What’s New In Taxes For This Year
Finance Tips The tax deadline is just around the corner. You’ve likely heard about the changes announced by the Federal Government in December, but most of these won’t impact your 2015 taxes that are due on May 2. Here’s what you should know about changes that apply to tax year 2015.
Child Care Maximums Raised
For tax year 2015, the cap on child care deductions has been raised. For each child who is eligible for the Disability Tax Credit, the deduction limit is now $11,000. The child care deduction limit for a child who is under seven years of age at the end of the year is now $8,000. Parents of children born between 1999 and 2008 can now claim up to $5,000 in childcare expenses.
Refundable children’s fitness credit
New for 2015, the $1,000 Children’s Fitness Credit became a refundable credit. This change is great news for parents, especially those who may have previously not seen the tax benefit from such expenses. Individuals who have enough deductions to bring their tax owing to zero will now receive a refund of their children’s fitness fees. In past years, if your tax owing was zero, the credit was wasted.
Enhanced universal child care benefit
The initial change to the UCCB came last July when all parents with children under 18 began receiving monthly benefits. Part two of the enhanced UCCB program will be seen on your tax return. In previous years, a non-refundable credit named the “amount for children” of $2,255 was granted to parents. That credit is no longer available.
Lifetime Capital Gains Exemption on QFFP
For qualified farm or fishing properties (QFFP) disposed of after April 20, 2015, the lifetime capital gains exemption has risen from $813,600 to $1,000,000. Because capital gains are taxed at a 50 percent rate, this translates to a bottom line difference of $93,200 for claiming lifetime capital gains on QFFP only. Qualified small business shares not related to farming or fishing remain unchanged.
Small business job credit
Employment Insurance premiums are paid by both employers and employees. If you are the owner of a small business and have employees, you may see a refund of a portion of the Employment Insurance premiums you pay as an employer. The Small Business Job Credit applies to small businesses whose employer share of EI premiums is less than $15,000 annually. It translates to 39 cents per $100 of insurable earnings. There’s no application for the credit; CRA will do the math for you based upon the T4’s submitted for your employees.

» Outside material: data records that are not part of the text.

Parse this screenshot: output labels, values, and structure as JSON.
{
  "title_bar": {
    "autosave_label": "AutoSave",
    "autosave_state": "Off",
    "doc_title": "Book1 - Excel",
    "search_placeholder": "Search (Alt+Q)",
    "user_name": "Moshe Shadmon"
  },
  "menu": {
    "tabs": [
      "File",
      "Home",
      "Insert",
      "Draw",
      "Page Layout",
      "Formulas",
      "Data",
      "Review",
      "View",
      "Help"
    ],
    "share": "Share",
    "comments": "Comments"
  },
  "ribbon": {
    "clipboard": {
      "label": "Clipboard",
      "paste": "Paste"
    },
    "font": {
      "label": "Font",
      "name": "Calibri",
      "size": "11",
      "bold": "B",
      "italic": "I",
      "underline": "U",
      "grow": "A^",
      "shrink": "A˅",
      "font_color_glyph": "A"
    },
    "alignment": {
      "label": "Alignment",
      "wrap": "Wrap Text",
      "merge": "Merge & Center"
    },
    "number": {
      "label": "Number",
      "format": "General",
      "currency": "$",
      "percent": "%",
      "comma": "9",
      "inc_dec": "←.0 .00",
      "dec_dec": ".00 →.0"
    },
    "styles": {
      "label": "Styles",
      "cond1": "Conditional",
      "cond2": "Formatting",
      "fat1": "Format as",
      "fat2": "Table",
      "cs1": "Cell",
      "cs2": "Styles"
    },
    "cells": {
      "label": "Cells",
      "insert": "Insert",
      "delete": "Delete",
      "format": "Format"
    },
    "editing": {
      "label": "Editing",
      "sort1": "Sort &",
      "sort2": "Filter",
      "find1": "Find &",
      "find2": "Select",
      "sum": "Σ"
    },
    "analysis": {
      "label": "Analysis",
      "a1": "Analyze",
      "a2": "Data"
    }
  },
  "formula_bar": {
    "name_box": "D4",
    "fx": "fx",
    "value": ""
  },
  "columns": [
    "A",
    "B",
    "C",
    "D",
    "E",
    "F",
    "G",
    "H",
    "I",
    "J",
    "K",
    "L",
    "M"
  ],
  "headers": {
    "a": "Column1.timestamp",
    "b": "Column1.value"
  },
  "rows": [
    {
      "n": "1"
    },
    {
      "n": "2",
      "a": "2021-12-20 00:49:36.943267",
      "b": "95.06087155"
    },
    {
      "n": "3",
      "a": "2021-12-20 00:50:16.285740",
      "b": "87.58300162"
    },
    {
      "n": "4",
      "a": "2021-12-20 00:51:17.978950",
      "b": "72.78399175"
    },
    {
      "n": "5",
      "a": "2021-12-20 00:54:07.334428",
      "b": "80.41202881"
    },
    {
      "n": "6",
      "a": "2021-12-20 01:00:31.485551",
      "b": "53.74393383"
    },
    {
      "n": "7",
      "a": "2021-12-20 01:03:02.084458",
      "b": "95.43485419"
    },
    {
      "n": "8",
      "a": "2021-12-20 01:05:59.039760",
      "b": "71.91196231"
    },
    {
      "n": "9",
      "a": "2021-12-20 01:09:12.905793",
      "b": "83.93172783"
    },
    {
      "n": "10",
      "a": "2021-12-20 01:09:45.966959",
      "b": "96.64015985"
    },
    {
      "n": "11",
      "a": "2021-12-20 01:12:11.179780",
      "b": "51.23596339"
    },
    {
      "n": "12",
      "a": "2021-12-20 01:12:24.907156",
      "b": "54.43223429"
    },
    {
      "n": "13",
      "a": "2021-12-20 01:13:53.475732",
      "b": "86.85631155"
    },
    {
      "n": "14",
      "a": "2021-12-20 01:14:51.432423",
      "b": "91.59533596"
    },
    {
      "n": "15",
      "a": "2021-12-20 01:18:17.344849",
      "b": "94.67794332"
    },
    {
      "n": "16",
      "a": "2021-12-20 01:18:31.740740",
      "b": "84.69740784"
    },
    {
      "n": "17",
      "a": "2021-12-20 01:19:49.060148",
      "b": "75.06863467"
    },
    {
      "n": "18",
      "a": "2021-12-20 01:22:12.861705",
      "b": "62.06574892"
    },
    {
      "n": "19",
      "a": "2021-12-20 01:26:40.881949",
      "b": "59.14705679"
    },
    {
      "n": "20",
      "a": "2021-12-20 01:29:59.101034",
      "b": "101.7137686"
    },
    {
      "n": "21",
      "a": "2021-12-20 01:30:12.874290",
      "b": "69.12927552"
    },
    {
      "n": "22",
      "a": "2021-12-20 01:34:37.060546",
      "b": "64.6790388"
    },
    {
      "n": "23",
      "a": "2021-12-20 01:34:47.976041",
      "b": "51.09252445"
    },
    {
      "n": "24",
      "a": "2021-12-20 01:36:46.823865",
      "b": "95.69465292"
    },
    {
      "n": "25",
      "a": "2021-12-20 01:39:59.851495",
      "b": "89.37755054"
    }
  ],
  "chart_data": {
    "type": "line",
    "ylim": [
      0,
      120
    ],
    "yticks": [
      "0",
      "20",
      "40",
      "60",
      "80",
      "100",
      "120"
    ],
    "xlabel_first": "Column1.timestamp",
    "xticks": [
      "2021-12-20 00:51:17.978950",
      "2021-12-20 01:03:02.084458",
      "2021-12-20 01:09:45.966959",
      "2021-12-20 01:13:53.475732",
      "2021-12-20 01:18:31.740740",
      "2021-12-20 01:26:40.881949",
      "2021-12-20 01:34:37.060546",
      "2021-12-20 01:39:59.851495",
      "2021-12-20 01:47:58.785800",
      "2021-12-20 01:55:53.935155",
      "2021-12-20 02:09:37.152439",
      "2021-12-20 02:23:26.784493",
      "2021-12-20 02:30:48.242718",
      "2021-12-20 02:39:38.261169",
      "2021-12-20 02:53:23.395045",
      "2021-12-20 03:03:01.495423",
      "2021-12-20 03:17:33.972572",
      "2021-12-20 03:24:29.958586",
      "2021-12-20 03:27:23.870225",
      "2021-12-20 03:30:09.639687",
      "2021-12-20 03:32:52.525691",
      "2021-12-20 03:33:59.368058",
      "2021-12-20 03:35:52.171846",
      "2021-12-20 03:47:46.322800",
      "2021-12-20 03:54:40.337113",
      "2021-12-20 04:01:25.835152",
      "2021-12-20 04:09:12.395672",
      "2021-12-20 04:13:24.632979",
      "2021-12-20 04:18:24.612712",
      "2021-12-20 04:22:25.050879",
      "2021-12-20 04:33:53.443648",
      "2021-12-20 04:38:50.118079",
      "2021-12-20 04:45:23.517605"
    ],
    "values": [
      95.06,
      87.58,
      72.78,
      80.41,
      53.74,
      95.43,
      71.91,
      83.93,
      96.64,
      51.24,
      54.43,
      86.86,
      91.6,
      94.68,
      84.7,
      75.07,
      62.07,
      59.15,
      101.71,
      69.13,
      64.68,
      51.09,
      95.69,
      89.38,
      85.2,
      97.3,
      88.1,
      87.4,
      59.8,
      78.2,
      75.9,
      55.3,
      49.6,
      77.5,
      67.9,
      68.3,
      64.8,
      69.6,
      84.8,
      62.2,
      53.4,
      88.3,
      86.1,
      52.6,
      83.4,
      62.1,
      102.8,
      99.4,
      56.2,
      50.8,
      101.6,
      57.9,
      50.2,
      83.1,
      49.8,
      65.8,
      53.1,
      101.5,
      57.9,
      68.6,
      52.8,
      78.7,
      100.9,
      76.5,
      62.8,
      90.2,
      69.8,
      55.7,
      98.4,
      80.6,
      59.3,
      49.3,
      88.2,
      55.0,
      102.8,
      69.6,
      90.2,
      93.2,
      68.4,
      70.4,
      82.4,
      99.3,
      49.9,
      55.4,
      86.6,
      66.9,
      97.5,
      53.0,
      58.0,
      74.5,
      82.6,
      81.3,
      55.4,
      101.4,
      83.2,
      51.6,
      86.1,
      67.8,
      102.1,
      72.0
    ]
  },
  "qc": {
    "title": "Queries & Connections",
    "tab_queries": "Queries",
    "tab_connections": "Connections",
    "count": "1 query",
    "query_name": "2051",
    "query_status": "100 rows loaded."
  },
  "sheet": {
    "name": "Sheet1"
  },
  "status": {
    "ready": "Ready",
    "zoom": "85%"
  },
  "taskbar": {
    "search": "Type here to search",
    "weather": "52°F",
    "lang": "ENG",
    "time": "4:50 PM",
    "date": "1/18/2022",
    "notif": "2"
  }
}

If you are entitled to a refund of EI premiums, you will automatically receive either a direct refund or the amount will be applied to any outstanding balance in your business’s payroll account.